The plan will use an algorithm to produce targets for every area in England based on “relative affordability” and the extent of development.
But figures released by Stantec, the design firm, show huge increases in house building targets in Tory-held suburbs and shires at the expense of largely Labour controlled cities and towns in the Midlands and the north.
According to analysis being circulated among MPs, the 12 biggest reductions in housing targets on 2018-19 delivery are in Labour-controlled urban areas.
These include Salford (-59% dwellings a year), Newcastle upon Tyne (-56%), Liverpool (-48%), Nottingham (-38%), and Leeds and Manchester (both -30%).

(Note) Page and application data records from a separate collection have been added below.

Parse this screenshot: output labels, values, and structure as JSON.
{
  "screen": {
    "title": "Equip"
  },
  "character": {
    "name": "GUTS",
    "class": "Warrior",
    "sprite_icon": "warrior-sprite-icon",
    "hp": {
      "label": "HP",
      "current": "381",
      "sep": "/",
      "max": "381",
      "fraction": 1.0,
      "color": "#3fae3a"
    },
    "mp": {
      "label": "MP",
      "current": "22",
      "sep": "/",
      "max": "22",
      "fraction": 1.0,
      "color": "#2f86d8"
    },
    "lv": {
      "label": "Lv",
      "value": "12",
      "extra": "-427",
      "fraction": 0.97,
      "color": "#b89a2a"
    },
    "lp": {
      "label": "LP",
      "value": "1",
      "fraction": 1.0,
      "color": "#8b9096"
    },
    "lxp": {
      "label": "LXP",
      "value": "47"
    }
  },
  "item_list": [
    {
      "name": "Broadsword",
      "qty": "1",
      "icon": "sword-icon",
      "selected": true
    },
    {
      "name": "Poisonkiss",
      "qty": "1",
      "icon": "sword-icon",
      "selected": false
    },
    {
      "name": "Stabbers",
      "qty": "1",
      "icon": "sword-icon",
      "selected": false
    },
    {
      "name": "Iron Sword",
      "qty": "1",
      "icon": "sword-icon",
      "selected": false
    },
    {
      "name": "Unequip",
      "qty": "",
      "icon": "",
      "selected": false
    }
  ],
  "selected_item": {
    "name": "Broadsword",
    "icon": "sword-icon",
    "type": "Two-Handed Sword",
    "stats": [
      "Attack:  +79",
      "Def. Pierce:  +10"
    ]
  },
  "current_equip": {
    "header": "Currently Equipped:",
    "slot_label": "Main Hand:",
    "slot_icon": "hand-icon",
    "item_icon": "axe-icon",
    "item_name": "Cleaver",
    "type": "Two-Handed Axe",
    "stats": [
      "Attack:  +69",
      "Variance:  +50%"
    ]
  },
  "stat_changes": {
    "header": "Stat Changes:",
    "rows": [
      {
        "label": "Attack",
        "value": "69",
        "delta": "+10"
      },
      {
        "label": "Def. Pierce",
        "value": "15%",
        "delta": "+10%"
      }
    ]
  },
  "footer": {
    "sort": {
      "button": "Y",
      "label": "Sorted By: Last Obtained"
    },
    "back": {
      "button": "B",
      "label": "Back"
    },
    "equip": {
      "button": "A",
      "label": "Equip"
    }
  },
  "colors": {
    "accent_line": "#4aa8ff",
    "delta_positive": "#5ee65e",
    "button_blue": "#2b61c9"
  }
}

Instead, rural and suburban areas will see the biggest rises, including Three Rivers in Hertfordshire (+292%), Eastbourne (+274%), Epsom and Ewell (+266%), Thurrock (+263%), Oxford (+262%), Havant (+261%), Thanet (+246%), Bromsgrove (+244%,), Tonbridge and Malling (+241%), Arun in Sussex (+239%), Sevenoaks (+222%), Isle of Wight (+199%) and Worthing (+198%).
Leaked messages on the rebel WhatsApp group, which has been named the housing algorithm concern group, show the level of dissent among Tory MPs.
One wrote: “This is lighting a slow fuse for an explosion … when our constituents see that we are fast-tracking housing developments in all the wrong places.”
Another added: “This is the equivalent of Gavin Williamson’s disastrous exams algorithm fiasco.”
A third said: “I have spoken to the chief whip and told him there is no way on earth I will vote for this.”
Bob Seely, the Tory MP for the Isle of Wight, said: “Take my constituency … the proposals will see our target increased by more than 100%. Half the island is designated as an area of outstanding natural beauty, yet we will be ordered to build more houses a year than either Portsmouth or Southampton, both cities with major infrastructure and services, and populations almost 70% larger.”
He added: “It won’t help our young, either. Increasing house building does not necessarily result in increased affordability.
“As with many other parts of the UK, we need one- and two-bed homes for residents, built in sensitive numbers in existing communities, with rent-to-buy schemes to support the young.
“We get three- and four-bed, generic housing in soul-destroying, low density, greenfield estates because that is what suits developers.
“From all sides of the political spectrum, people are fed up. This is concreting out, not levelling up.”
Last night a source close to Downing Street said the prime minister was iaware of the backbench concerns.
Jenrick is likely to face a battle on two fronts as he also seeks to push through his devolution white paper, which will create hundreds of new mayors and merge county and district councils into combined authorities.
One Tory MP said: “Both plans are desperately unpopular in the Tory shires, which are the areas that will be most affected by the reforms. This could finish off Jenrick’s cabinet career.”
A ministry of housing, communities and local government spokesman said: “The current formula for local housing need is inconsistent with our aim to deliver 300,000 homes by the mid-2020s and so we committed to reviewing it at this year’s budget.”